Dataset rows for apps and sites:
-- Opening Marker --

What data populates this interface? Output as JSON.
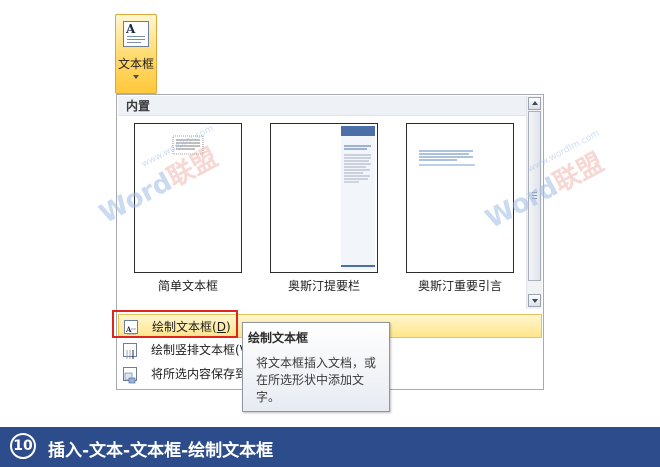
{
  "ribbon": {
    "text_box_label": "文本框",
    "icon": "text-box-icon"
  },
  "panel": {
    "section_header": "内置",
    "gallery": [
      {
        "caption": "简单文本框",
        "style": "simple"
      },
      {
        "caption": "奥斯汀提要栏",
        "style": "sidebar"
      },
      {
        "caption": "奥斯汀重要引言",
        "style": "quote"
      }
    ],
    "menu": [
      {
        "label": "绘制文本框(",
        "accel": "D",
        "suffix": ")",
        "icon": "draw-text-box-icon",
        "highlighted": true
      },
      {
        "label": "绘制竖排文本框(V",
        "icon": "draw-vertical-text-box-icon",
        "highlighted": false
      },
      {
        "label": "将所选内容保存到",
        "icon": "save-selection-icon",
        "highlighted": false
      }
    ]
  },
  "tooltip": {
    "title": "绘制文本框",
    "body": "将文本框插入文档，或在所选形状中添加文字。"
  },
  "watermark": {
    "word": "Word",
    "cn": "联盟",
    "url": "www.wordlm.com"
  },
  "caption_bar": {
    "step": "10",
    "text": "插入-文本-文本框-绘制文本框"
  },
  "colors": {
    "highlight": "#ffe58a",
    "bar": "#2d4c8c",
    "annotation": "#e0261c"
  }
}
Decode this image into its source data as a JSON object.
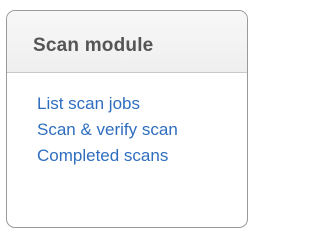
{
  "panel": {
    "title": "Scan module",
    "links": [
      {
        "label": "List scan jobs"
      },
      {
        "label": "Scan & verify scan"
      },
      {
        "label": "Completed scans"
      }
    ]
  },
  "colors": {
    "title": "#555555",
    "link": "#2f6ebf",
    "border": "#9a9a9a",
    "header_bg": "#f2f2f2"
  }
}
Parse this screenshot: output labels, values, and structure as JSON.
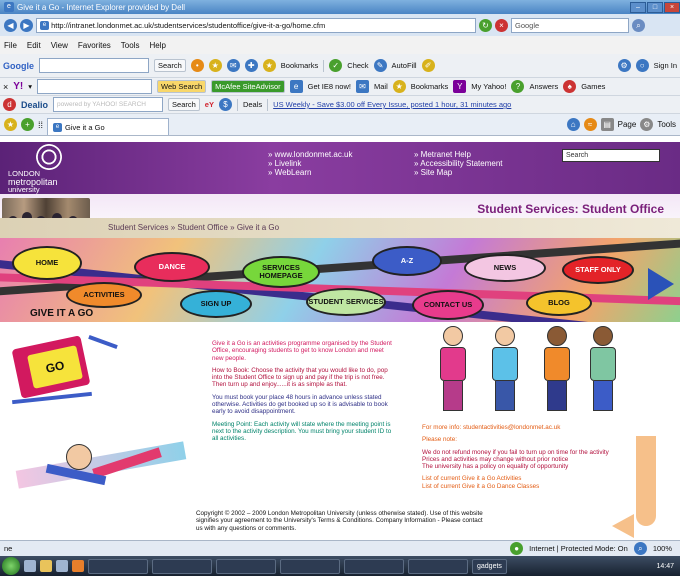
{
  "browser": {
    "title": "Give it a Go - Internet Explorer provided by Dell",
    "url": "http://intranet.londonmet.ac.uk/studentservices/studentoffice/give-it-a-go/home.cfm",
    "search_engine": "Google",
    "menu": [
      "File",
      "Edit",
      "View",
      "Favorites",
      "Tools",
      "Help"
    ],
    "google_bar": {
      "label": "Google",
      "search": "Search",
      "bookmarks": "Bookmarks",
      "check": "Check",
      "autofill": "AutoFill",
      "signin": "Sign In"
    },
    "yahoo_bar": {
      "web_search": "Web Search",
      "mcafee": "McAfee SiteAdvisor",
      "get_ie8": "Get IE8 now!",
      "mail": "Mail",
      "bookmarks": "Bookmarks",
      "my_yahoo": "My Yahoo!",
      "answers": "Answers",
      "games": "Games"
    },
    "deals_bar": {
      "dealio": "Dealio",
      "search_placeholder": "powered by YAHOO! SEARCH",
      "search": "Search",
      "deals": "Deals",
      "ticker": "US Weekly - Save $3.00 off Every Issue, posted 1 hour, 31 minutes ago"
    },
    "tab": "Give it a Go",
    "page_menu": "Page",
    "tools_menu": "Tools",
    "status": {
      "left": "ne",
      "zone": "Internet | Protected Mode: On",
      "zoom": "100%"
    },
    "taskbar": {
      "gadgets": "gadgets",
      "clock": "14:47"
    }
  },
  "site": {
    "logo": [
      "LONDON",
      "metropolitan",
      "university"
    ],
    "links_left": [
      "» www.londonmet.ac.uk",
      "» Livelink",
      "» WebLearn"
    ],
    "links_right": [
      "» Metranet Help",
      "» Accessibility Statement",
      "» Site Map"
    ],
    "search": "Search",
    "section_title": "Student Services: Student Office",
    "breadcrumb": "Student Services » Student Office » Give it a Go",
    "nav": {
      "home": "HOME",
      "dance": "DANCE",
      "services": "SERVICES HOMEPAGE",
      "az": "A-Z",
      "news": "NEWS",
      "staff": "STAFF ONLY",
      "activities": "ACTIVITIES",
      "signup": "SIGN UP",
      "student": "STUDENT SERVICES",
      "contact": "CONTACT US",
      "blog": "BLOG"
    },
    "giag_label": "GIVE IT A GO"
  },
  "content": {
    "intro": "Give it a Go is an activities programme organised by the Student Office, encouraging students to get to know London and meet new people.",
    "howto": "How to Book: Choose the activity that you would like to do, pop into the Student Office to sign up and pay if the trip is not free. Then turn up and enjoy......it is as simple as that.",
    "booking": "You must book your place 48 hours in advance unless stated otherwise. Activities do get booked up so it is advisable to book early to avoid disappointment.",
    "meeting": "Meeting Point: Each activity will state where the meeting point is next to the activity description. You must bring your student ID to all activities.",
    "copyright": "Copyright © 2002 – 2009 London Metropolitan University (unless otherwise stated). Use of this website signifies your agreement to the University's Terms & Conditions. Company Information - Please contact us with any questions or comments.",
    "more_info": "For more info: studentactivities@londonmet.ac.uk",
    "please_note": "Please note:",
    "notes": [
      "We do not refund money if you fail to turn up on time for the activity",
      "Prices and activities may change without prior notice",
      "The university has a policy on equality of opportunity"
    ],
    "lists": [
      "List of current Give it a Go Activities",
      "List of current Give it a Go Dance Classes"
    ]
  },
  "colors": {
    "purple": "#6a2b85",
    "accent": "#7a1f7a"
  }
}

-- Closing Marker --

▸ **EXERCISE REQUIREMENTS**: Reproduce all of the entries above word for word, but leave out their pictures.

▸ **WRITTEN SOLUTION**:
What data populates this interface? Output as JSON.
{
  "ribbon": {
    "text_box_label": "文本框",
    "icon": "text-box-icon"
  },
  "panel": {
    "section_header": "内置",
    "gallery": [
      {
        "caption": "简单文本框",
        "style": "simple"
      },
      {
        "caption": "奥斯汀提要栏",
        "style": "sidebar"
      },
      {
        "caption": "奥斯汀重要引言",
        "style": "quote"
      }
    ],
    "menu": [
      {
        "label": "绘制文本框(",
        "accel": "D",
        "suffix": ")",
        "icon": "draw-text-box-icon",
        "highlighted": true
      },
      {
        "label": "绘制竖排文本框(V",
        "icon": "draw-vertical-text-box-icon",
        "highlighted": false
      },
      {
        "label": "将所选内容保存到",
        "icon": "save-selection-icon",
        "highlighted": false
      }
    ]
  },
  "tooltip": {
    "title": "绘制文本框",
    "body": "将文本框插入文档，或在所选形状中添加文字。"
  },
  "watermark": {
    "word": "Word",
    "cn": "联盟",
    "url": "www.wordlm.com"
  },
  "caption_bar": {
    "step": "10",
    "text": "插入-文本-文本框-绘制文本框"
  },
  "colors": {
    "highlight": "#ffe58a",
    "bar": "#2d4c8c",
    "annotation": "#e0261c"
  }
}
Decode this image into its source data as a JSON object.
{
  "panel": {
    "title": "Scan module",
    "links": [
      {
        "label": "List scan jobs"
      },
      {
        "label": "Scan & verify scan"
      },
      {
        "label": "Completed scans"
      }
    ]
  },
  "colors": {
    "title": "#555555",
    "link": "#2f6ebf",
    "border": "#9a9a9a",
    "header_bg": "#f2f2f2"
  }
}
Parse this screenshot: output labels, values, and structure as JSON.
{
  "browser": {
    "title": "Give it a Go - Internet Explorer provided by Dell",
    "url": "http://intranet.londonmet.ac.uk/studentservices/studentoffice/give-it-a-go/home.cfm",
    "search_engine": "Google",
    "menu": [
      "File",
      "Edit",
      "View",
      "Favorites",
      "Tools",
      "Help"
    ],
    "google_bar": {
      "label": "Google",
      "search": "Search",
      "bookmarks": "Bookmarks",
      "check": "Check",
      "autofill": "AutoFill",
      "signin": "Sign In"
    },
    "yahoo_bar": {
      "web_search": "Web Search",
      "mcafee": "McAfee SiteAdvisor",
      "get_ie8": "Get IE8 now!",
      "mail": "Mail",
      "bookmarks": "Bookmarks",
      "my_yahoo": "My Yahoo!",
      "answers": "Answers",
      "games": "Games"
    },
    "deals_bar": {
      "dealio": "Dealio",
      "search_placeholder": "powered by YAHOO! SEARCH",
      "search": "Search",
      "deals": "Deals",
      "ticker": "US Weekly - Save $3.00 off Every Issue, posted 1 hour, 31 minutes ago"
    },
    "tab": "Give it a Go",
    "page_menu": "Page",
    "tools_menu": "Tools",
    "status": {
      "left": "ne",
      "zone": "Internet | Protected Mode: On",
      "zoom": "100%"
    },
    "taskbar": {
      "gadgets": "gadgets",
      "clock": "14:47"
    }
  },
  "site": {
    "logo": [
      "LONDON",
      "metropolitan",
      "university"
    ],
    "links_left": [
      "» www.londonmet.ac.uk",
      "» Livelink",
      "» WebLearn"
    ],
    "links_right": [
      "» Metranet Help",
      "» Accessibility Statement",
      "» Site Map"
    ],
    "search": "Search",
    "section_title": "Student Services: Student Office",
    "breadcrumb": "Student Services » Student Office » Give it a Go",
    "nav": {
      "home": "HOME",
      "dance": "DANCE",
      "services": "SERVICES HOMEPAGE",
      "az": "A-Z",
      "news": "NEWS",
      "staff": "STAFF ONLY",
      "activities": "ACTIVITIES",
      "signup": "SIGN UP",
      "student": "STUDENT SERVICES",
      "contact": "CONTACT US",
      "blog": "BLOG"
    },
    "giag_label": "GIVE IT A GO"
  },
  "content": {
    "intro": "Give it a Go is an activities programme organised by the Student Office, encouraging students to get to know London and meet new people.",
    "howto": "How to Book: Choose the activity that you would like to do, pop into the Student Office to sign up and pay if the trip is not free. Then turn up and enjoy......it is as simple as that.",
    "booking": "You must book your place 48 hours in advance unless stated otherwise. Activities do get booked up so it is advisable to book early to avoid disappointment.",
    "meeting": "Meeting Point: Each activity will state where the meeting point is next to the activity description. You must bring your student ID to all activities.",
    "copyright": "Copyright © 2002 – 2009 London Metropolitan University (unless otherwise stated). Use of this website signifies your agreement to the University's Terms & Conditions. Company Information - Please contact us with any questions or comments.",
    "more_info": "For more info: studentactivities@londonmet.ac.uk",
    "please_note": "Please note:",
    "notes": [
      "We do not refund money if you fail to turn up on time for the activity",
      "Prices and activities may change without prior notice",
      "The university has a policy on equality of opportunity"
    ],
    "lists": [
      "List of current Give it a Go Activities",
      "List of current Give it a Go Dance Classes"
    ]
  },
  "colors": {
    "purple": "#6a2b85",
    "accent": "#7a1f7a"
  }
}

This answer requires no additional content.